Mohandas Karamchand Gandhi, in 1920, started the non-cooperation movement in India in an attempt to overthrow the British rule from the country. Coupled with the Khilafat movement that sought to support the caliphate during the first World War, Gandhi attempted to forge a utopian alliance of Hindus and Muslims in India by merging the two very different movements in the country. Both communities had very different motives and objectives, with the Hindus wanting to achieve ‘Poorna Swaraj’ while the Muslims wanted to support the Caliph of the Ottoman Empire.
This alliance was destined to collapse since it was depending on a thin line of adhesive to sustain. During a Khilafat agitation in the Malabar region of South India, the protestors went rogue and attacked the local Hindu residents. Hindus were lynched, raped and murdered in the hands of murderous and red-eyed Moplas, blinded by extremism. This incident sparked communal tensions all over the country for the next couple of years. After the incidents of communal violence in the country, Gandhi called off the Non-cooperation movement in India.
Before the non-cooperation movement, Dr Hedgewar (founder of RSS) was an active member of the Congress. He was deeply influenced by the literary works of Bal Gangadhar Tilak and Veer Savarkar. Hedgewar had in the past participated in the Anushilan Samiti movement that advocated armed revolution against the British government and was arrested several times for defiance against the British government. However, the delusion of ‘Hindu-Muslim unity’ of the Congress made him less keen on participating in the affairs of the party, and he ultimately left the party to start a new nation-building organisation in Nagpur (Ref: Dr Hedgewar, Founder of RSS by Rakesh Sinha).
In 1923, several members of the Hindu Mahasabha had led a procession on the streets of Nagpur during the auspicious occasion of Lakshmi Pooja. As the procession advanced with beating drums and intoxicating music, they happened to pass through an area with a mosque.
The local Muslim youth, angered by the bhajans, attacked the procession that was passing from the area in the front of the mosque. Several Hindus were injured and few succumbed to injuries due to the communal clash. What followed was a near-massacre of Hindus in Muslim majority areas of Nagpur and this led to the steps which Dr KB Hedgewar took next.
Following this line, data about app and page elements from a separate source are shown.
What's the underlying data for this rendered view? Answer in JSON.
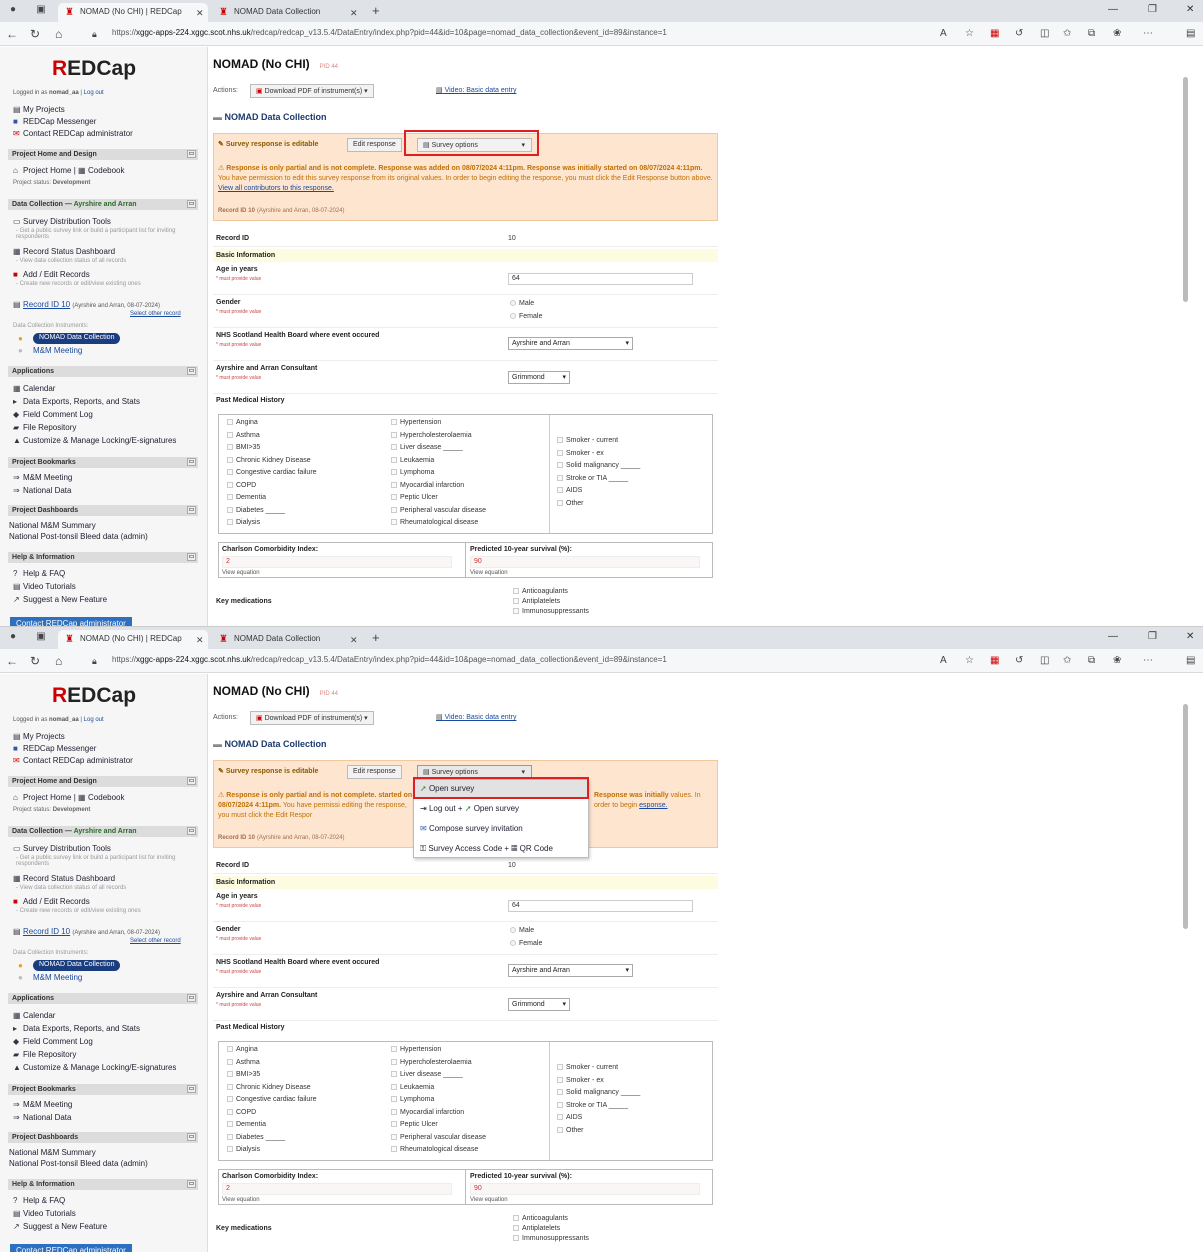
{
  "browser": {
    "tabs": [
      {
        "title": "NOMAD (No CHI) | REDCap"
      },
      {
        "title": "NOMAD Data Collection"
      }
    ],
    "url_prefix": "https://",
    "url_host": "xggc-apps-224.xggc.scot.nhs.uk",
    "url_path": "/redcap/redcap_v13.5.4/DataEntry/index.php?pid=44&id=10&page=nomad_data_collection&event_id=89&instance=1",
    "new_tab": "+"
  },
  "sidebar": {
    "logo_r": "R",
    "logo_rest": "EDCap",
    "logged_in_prefix": "Logged in as",
    "username": "nomad_aa",
    "sep": "|",
    "logout": "Log out",
    "top_links": [
      "My Projects",
      "REDCap Messenger",
      "Contact REDCap administrator"
    ],
    "sections": {
      "home_design": "Project Home and Design",
      "data_collection": "Data Collection",
      "data_collection_sub": "Ayrshire and Arran",
      "applications": "Applications",
      "bookmarks": "Project Bookmarks",
      "dashboards": "Project Dashboards",
      "help": "Help & Information"
    },
    "dash": "—",
    "collapse": "▭",
    "project_home": "Project Home",
    "codebook": "Codebook",
    "project_status_label": "Project status:",
    "project_status": "Development",
    "survey_tools": "Survey Distribution Tools",
    "survey_tools_desc": "- Get a public survey link or build a participant list for inviting respondents",
    "record_status": "Record Status Dashboard",
    "record_status_desc": "- View data collection status of all records",
    "add_edit": "Add / Edit Records",
    "add_edit_desc": "- Create new records or edit/view existing ones",
    "record_link": "Record ID 10",
    "record_ctx": "(Ayrshire and Arran, 08-07-2024)",
    "select_other": "Select other record",
    "instruments_label": "Data Collection Instruments:",
    "instruments": [
      "NOMAD Data Collection",
      "M&M Meeting"
    ],
    "applications": [
      "Calendar",
      "Data Exports, Reports, and Stats",
      "Field Comment Log",
      "File Repository",
      "Customize & Manage Locking/E-signatures"
    ],
    "bookmarks": [
      "M&M Meeting",
      "National Data"
    ],
    "dashboards": [
      "National M&M Summary",
      "National Post-tonsil Bleed data (admin)"
    ],
    "help": [
      "Help & FAQ",
      "Video Tutorials",
      "Suggest a New Feature"
    ],
    "contact_button": "Contact REDCap administrator"
  },
  "main": {
    "project_title": "NOMAD (No CHI)",
    "pid": "PID 44",
    "actions_label": "Actions:",
    "download_pdf": "Download PDF of instrument(s)",
    "video_link": "Video: Basic data entry",
    "form_title": "NOMAD Data Collection",
    "survey_editable": "Survey response is editable",
    "edit_response": "Edit response",
    "survey_options": "Survey options",
    "partial_bold": "Response is only partial and is not complete. Response was added on 08/07/2024 4:11pm. Response was initially started on 08/07/2024 4:11pm.",
    "partial_text": "You have permission to edit this survey response from its original values. In order to begin editing the response, you must click the Edit Response button above.",
    "contributors_link": "View all contributors to this response.",
    "record_id_label": "Record ID",
    "record_id_value": "10",
    "record_id_ctx": "(Ayrshire and Arran, 08-07-2024)",
    "shot2_partial_bold_a": "Response is only partial and is not complete.",
    "shot2_partial_bold_b": "Response was initially",
    "shot2_partial_bold_c": "started on 08/07/2024 4:11pm.",
    "shot2_partial_text_a": "You have permissi",
    "shot2_partial_text_b": "values. In order to begin",
    "shot2_partial_text_c": "editing the response, you must click the Edit Respor",
    "shot2_link_tail": "esponse."
  },
  "survey_menu": {
    "items": [
      "Open survey",
      "Log out + ",
      "Open survey",
      "Compose survey invitation",
      "Survey Access Code + ",
      "QR Code"
    ]
  },
  "form": {
    "basic_info": "Basic Information",
    "age_label": "Age in years",
    "required": "* must provide value",
    "age_value": "64",
    "gender_label": "Gender",
    "gender_options": [
      "Male",
      "Female"
    ],
    "board_label": "NHS Scotland Health Board where event occured",
    "board_value": "Ayrshire and Arran",
    "consultant_label": "Ayrshire and Arran Consultant",
    "consultant_value": "Grimmond",
    "pmh_label": "Past Medical History",
    "pmh_col1": [
      "Angina",
      "Asthma",
      "BMI>35",
      "Chronic Kidney Disease",
      "Congestive cardiac failure",
      "COPD",
      "Dementia",
      "Diabetes _____",
      "Dialysis"
    ],
    "pmh_col2": [
      "Hypertension",
      "Hypercholesterolaemia",
      "Liver disease _____",
      "Leukaemia",
      "Lymphoma",
      "Myocardial infarction",
      "Peptic Ulcer",
      "Peripheral vascular disease",
      "Rheumatological disease"
    ],
    "pmh_col3": [
      "Smoker - current",
      "Smoker - ex",
      "Solid malignancy _____",
      "Stroke or TIA _____",
      "AIDS",
      "Other"
    ],
    "charlson_label": "Charlson Comorbidity Index:",
    "charlson_value": "2",
    "survival_label": "Predicted 10-year survival (%):",
    "survival_value": "90",
    "view_equation": "View equation",
    "meds_label": "Key medications",
    "meds_options": [
      "Anticoagulants",
      "Antiplatelets",
      "Immunosuppressants"
    ]
  },
  "colors": {
    "accent": "#c00000",
    "highlight": "#e02020",
    "survey_bg": "#fde5cf",
    "nav": "#1a3d80"
  }
}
According to Dr Hedgewar, the disunity and lack of organisation amongst Hindus were the main reasons behind their suffering during riots. Unlike Muslims who act as one large unit, Hindus are divided into multiple sects, beliefs, castes and ideologies. This made Hindus most vulnerable to damage during communal clashes at that time.
Despite enjoying majority status in Nagpur, Hindus were being lynched and attacked by Muslim mobs. There was no unity amongst the community to defend themselves from the rioters, but the Muslims managed to fund, protect and mobilise to attack Hindus.
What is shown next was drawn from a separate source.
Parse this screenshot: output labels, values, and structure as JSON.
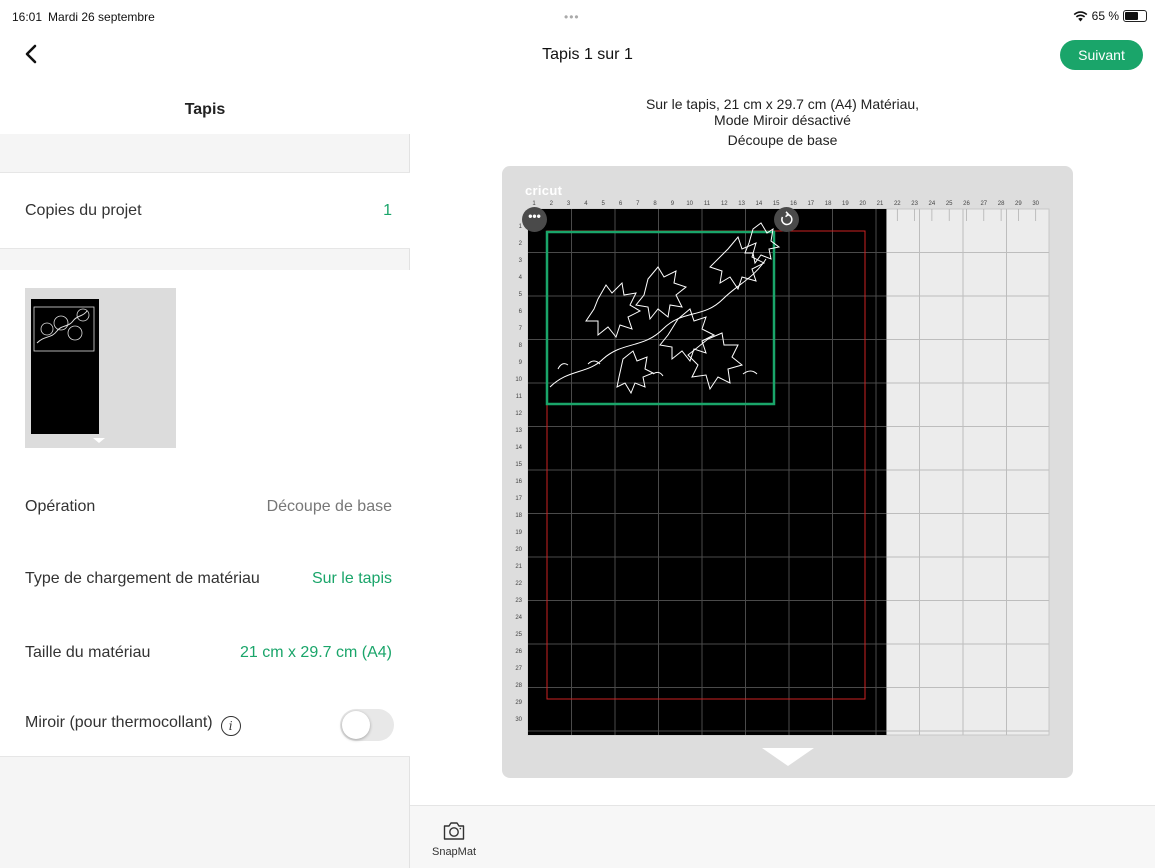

The incident of 1923 made Dr Hedgewar think intensively about the condition of Hindus in Nagpur, and played a major role in his decision of founding the Rashtriya Swayamsevak Sangh in Nagpur to bring unity amongst Hindus. After founding RSS in 1925, Dr Hedgewar started shakhas in every locality of Nagpur and trained Hindus to act as one single entity.
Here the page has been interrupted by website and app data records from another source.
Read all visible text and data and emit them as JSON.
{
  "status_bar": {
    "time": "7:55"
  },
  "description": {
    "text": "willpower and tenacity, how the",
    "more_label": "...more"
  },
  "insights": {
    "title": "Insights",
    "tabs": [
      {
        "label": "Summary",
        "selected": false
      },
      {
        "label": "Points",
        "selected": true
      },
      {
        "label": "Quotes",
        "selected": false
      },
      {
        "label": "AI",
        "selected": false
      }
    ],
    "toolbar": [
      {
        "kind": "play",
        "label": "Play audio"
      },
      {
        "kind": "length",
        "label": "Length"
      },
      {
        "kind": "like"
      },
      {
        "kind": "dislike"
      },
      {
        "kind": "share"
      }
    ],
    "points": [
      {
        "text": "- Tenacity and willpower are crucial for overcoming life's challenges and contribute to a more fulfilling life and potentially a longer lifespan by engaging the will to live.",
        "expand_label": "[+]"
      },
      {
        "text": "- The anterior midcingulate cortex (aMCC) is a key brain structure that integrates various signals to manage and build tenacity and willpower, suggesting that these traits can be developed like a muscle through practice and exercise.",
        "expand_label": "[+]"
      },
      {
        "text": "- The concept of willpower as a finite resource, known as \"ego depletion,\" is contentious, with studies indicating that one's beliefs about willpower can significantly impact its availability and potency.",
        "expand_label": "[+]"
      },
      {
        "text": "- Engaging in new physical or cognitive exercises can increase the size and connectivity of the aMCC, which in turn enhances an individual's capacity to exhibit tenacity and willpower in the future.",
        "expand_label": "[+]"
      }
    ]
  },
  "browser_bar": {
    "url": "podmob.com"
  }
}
Energetic Hindu youth were recruited to join the Sangh and participate in its activities. Hindus from all castes and creeds played various games together and practised self-defence in these shakhas regardless of their differences. By 1927, 16 shakhas were functioning in Nagpur within merely 2 years of foundation, with a membership of over 100 active Swayamsevaks.
In 1927, Dr Hedgewar defied the symbolic practice of Islamic slavery by leading a procession of 100 Swayamsevaks through a lane with a mosque in it. While the Swayamsevaks danced to the tunes of Lord Ganesha, they were blocked by Muslim youth when they were passing through the Mahal locality of Nagpur.
Infuriated by the audacity of the “Kaafirs” to dance and sing songs in the glory of their gods while passing by the mosque, the Muslim youth of Mahal tried to raid houses belonging to Hindus in the area. Which, to their surprise, was foiled when Swayamsevaks armed with lathis were ready to face the mob. The Muslim mob was routed and many had to flee the city for their safety.
This act of defiance to Islamic slavery made RSS gain a commendable reputation in the eyes of local Nagpur residents and changed the fate of Hindus in Nagpur. Hindus were no longer disorganised and had acquired a disciplined structure in times of chaos and violence. Moreover, this gave Dr KB Hedgewar a sense of confidence which lead to him initiating the same organisational strategies in other parts of Maharashtra, and gradually all over India.
Slowly, RSS shakhas spread to every corner of India, including Muslim majority areas such as Sindh, NWFP and East Bengal. Seva work was initiated by the Sangh in disaster-struck areas (such as floods, droughts, etc), making the reach of Sangh gain roots and percolate deep inside Indian society.
After Dr Hedgevar breathed his last in 1940, Guru Golwalkar took the charge of Sarsanghchalak and continued the work of expanding RSS all over India.